### What you will do
Report how many lines contain the word "Фиксированная" in the listing that follows. Give nothing besides the number.

### Records provided
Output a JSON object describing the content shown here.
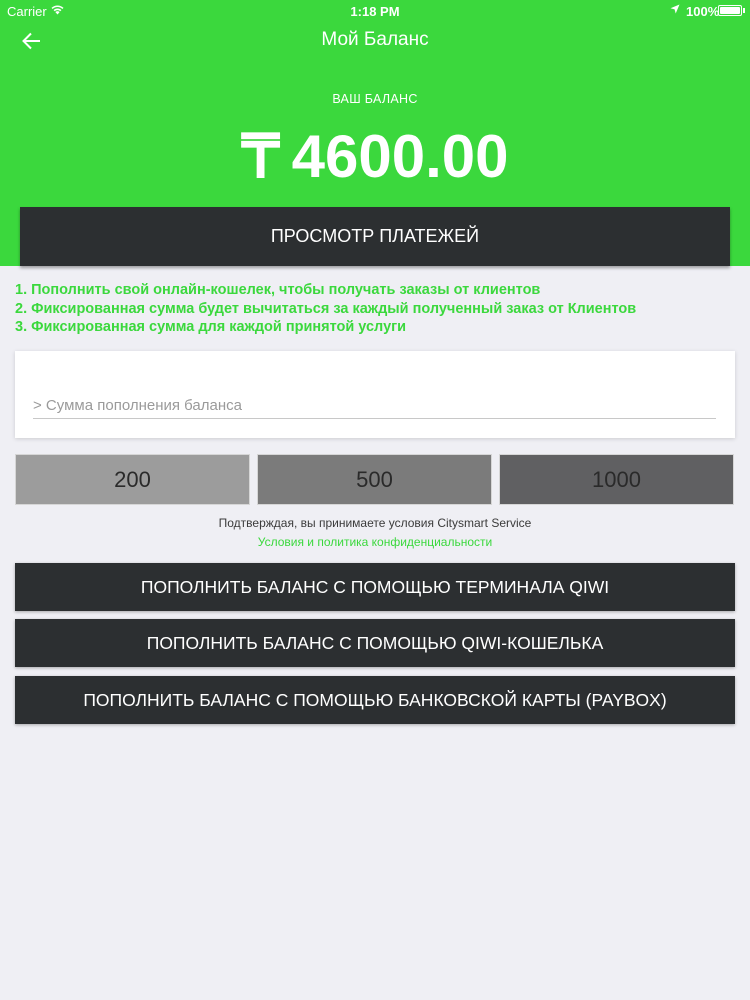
{
  "status_bar": {
    "carrier": "Carrier",
    "time": "1:18 PM",
    "battery": "100%"
  },
  "nav": {
    "title": "Мой Баланс",
    "back_icon": "arrow-left-icon"
  },
  "balance": {
    "label": "ВАШ БАЛАНС",
    "currency_symbol": "₸",
    "amount": "4600.00"
  },
  "payments_button": "ПРОСМОТР ПЛАТЕЖЕЙ",
  "info_lines": [
    "1. Пополнить свой онлайн-кошелек, чтобы получать заказы от клиентов",
    "2. Фиксированная сумма будет вычитаться за каждый полученный заказ от Клиентов",
    "3. Фиксированная сумма для каждой принятой услуги"
  ],
  "amount_input": {
    "value": "",
    "placeholder": "> Сумма пополнения баланса"
  },
  "presets": [
    "200",
    "500",
    "1000"
  ],
  "terms": {
    "text": "Подтверждая, вы принимаете условия Citysmart Service",
    "link": "Условия и политика конфиденциальности"
  },
  "actions": [
    "ПОПОЛНИТЬ БАЛАНС С ПОМОЩЬЮ ТЕРМИНАЛА QIWI",
    "ПОПОЛНИТЬ БАЛАНС С ПОМОЩЬЮ QIWI-КОШЕЛЬКА",
    "ПОПОЛНИТЬ БАЛАНС С ПОМОЩЬЮ БАНКОВСКОЙ КАРТЫ (PAYBOX)"
  ],
  "colors": {
    "accent": "#3bd83d",
    "dark_button": "#2c2f31",
    "background": "#efeff4"
  }
}
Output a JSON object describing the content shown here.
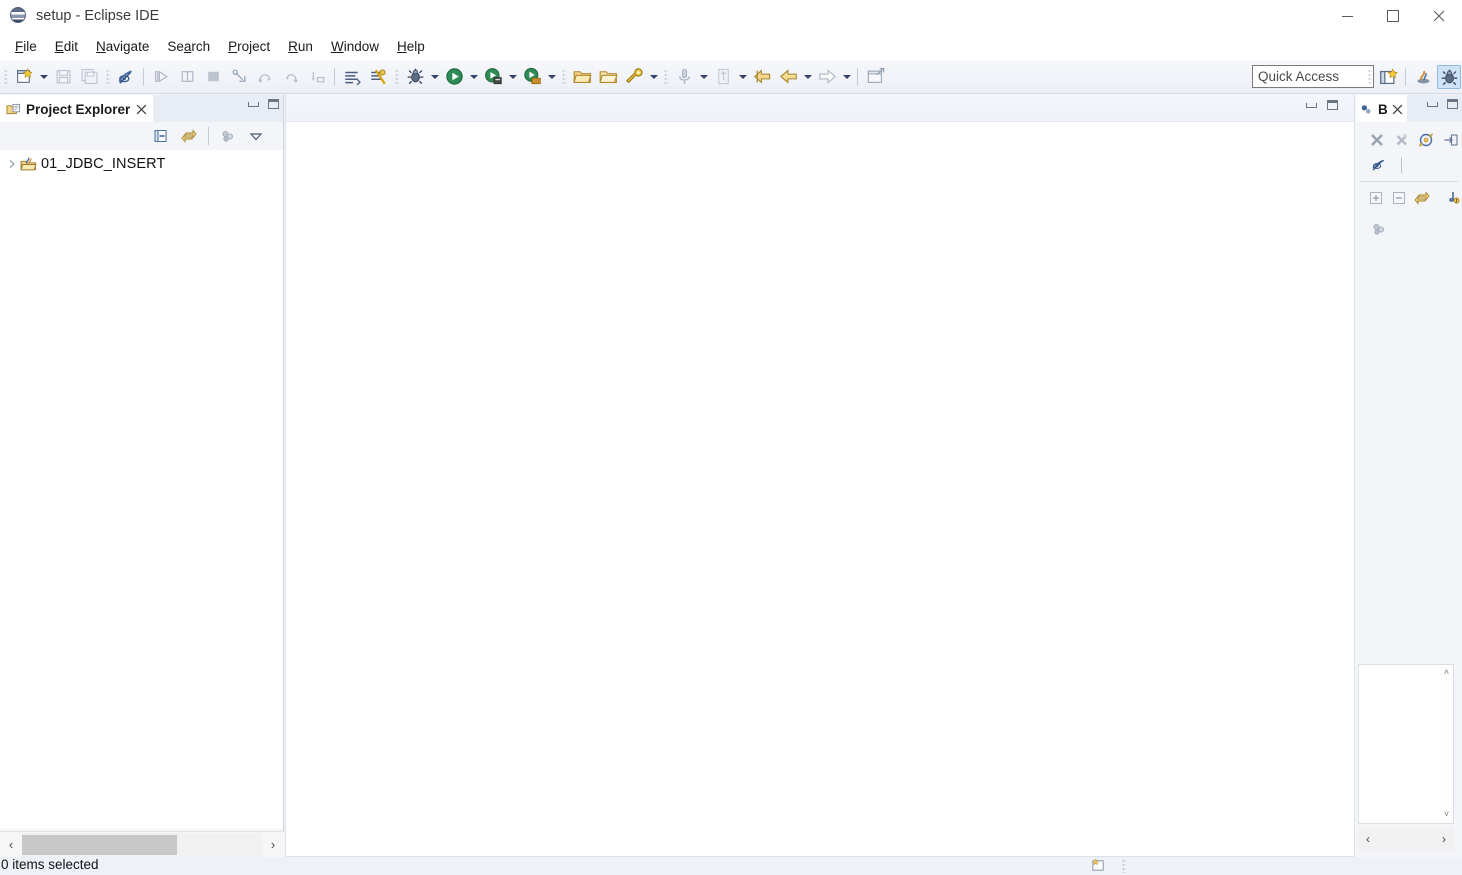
{
  "window": {
    "title": "setup - Eclipse IDE",
    "icon": "eclipse-globe-icon",
    "minimize_label": "Minimize",
    "maximize_label": "Maximize",
    "close_label": "Close"
  },
  "menubar": {
    "items": [
      {
        "label": "File",
        "mnemonic": "F"
      },
      {
        "label": "Edit",
        "mnemonic": "E"
      },
      {
        "label": "Navigate",
        "mnemonic": "N"
      },
      {
        "label": "Search",
        "mnemonic": "a"
      },
      {
        "label": "Project",
        "mnemonic": "P"
      },
      {
        "label": "Run",
        "mnemonic": "R"
      },
      {
        "label": "Window",
        "mnemonic": "W"
      },
      {
        "label": "Help",
        "mnemonic": "H"
      }
    ]
  },
  "toolbar": {
    "icons": [
      "new-wizard-icon",
      "save-icon",
      "save-all-icon",
      "toggle-mark-occurrences-icon",
      "resume-icon",
      "suspend-icon",
      "terminate-icon",
      "step-into-icon",
      "step-over-icon",
      "step-return-icon",
      "drop-to-frame-icon",
      "open-console-icon",
      "skip-breakpoints-icon",
      "debug-icon",
      "run-icon",
      "run-external-tools-icon",
      "coverage-icon",
      "new-java-project-icon",
      "open-type-icon",
      "search-icon",
      "open-task-icon",
      "previous-annotation-icon",
      "back-icon",
      "forward-icon",
      "new-window-icon"
    ]
  },
  "quick_access": {
    "placeholder": "Quick Access",
    "value": "Quick Access"
  },
  "perspectives": {
    "open_perspective_label": "Open Perspective",
    "items": [
      "java-perspective-icon",
      "debug-perspective-icon"
    ]
  },
  "project_explorer": {
    "tab_label": "Project Explorer",
    "tab_icon": "project-explorer-icon",
    "close_label": "✕",
    "toolbar_icons": [
      "collapse-all-icon",
      "link-with-editor-icon",
      "focus-active-task-icon",
      "view-menu-icon"
    ],
    "tree": [
      {
        "label": "01_JDBC_INSERT",
        "icon": "java-project-icon",
        "expanded": false
      }
    ],
    "scrollbar": {
      "left_arrow": "‹",
      "right_arrow": "›"
    }
  },
  "editor": {
    "content": "",
    "minimize_label": "Minimize",
    "maximize_label": "Maximize"
  },
  "right_top_view": {
    "tab_label": "B",
    "tab_icon": "breakpoints-icon",
    "close_label": "✕",
    "toolbar_icons": [
      "remove-breakpoint-icon",
      "remove-all-breakpoints-icon",
      "link-with-debug-view-icon",
      "show-in-editor-icon",
      "skip-all-breakpoints-icon",
      "expand-all-icon",
      "collapse-all-icon",
      "link-icon",
      "add-java-exception-breakpoint-icon",
      "focus-active-task-icon",
      "view-menu-icon"
    ]
  },
  "right_bottom_view": {
    "scrollbar": {
      "up_arrow": "˄",
      "down_arrow": "˅",
      "left_arrow": "‹",
      "right_arrow": "›"
    }
  },
  "statusbar": {
    "message": "0 items selected",
    "icon": "editor-state-icon"
  },
  "colors": {
    "accent_yellow": "#f0c040",
    "run_green": "#2e8b57",
    "tab_active_bg": "#ffffff",
    "panel_bg": "#f3f5f9",
    "chrome_bg": "#eef1f7",
    "border": "#cfd5e0"
  }
}
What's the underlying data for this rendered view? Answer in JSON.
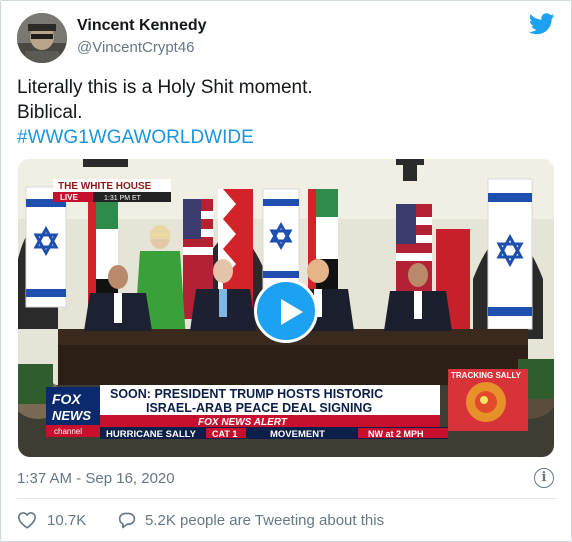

### Solution to the exercise
2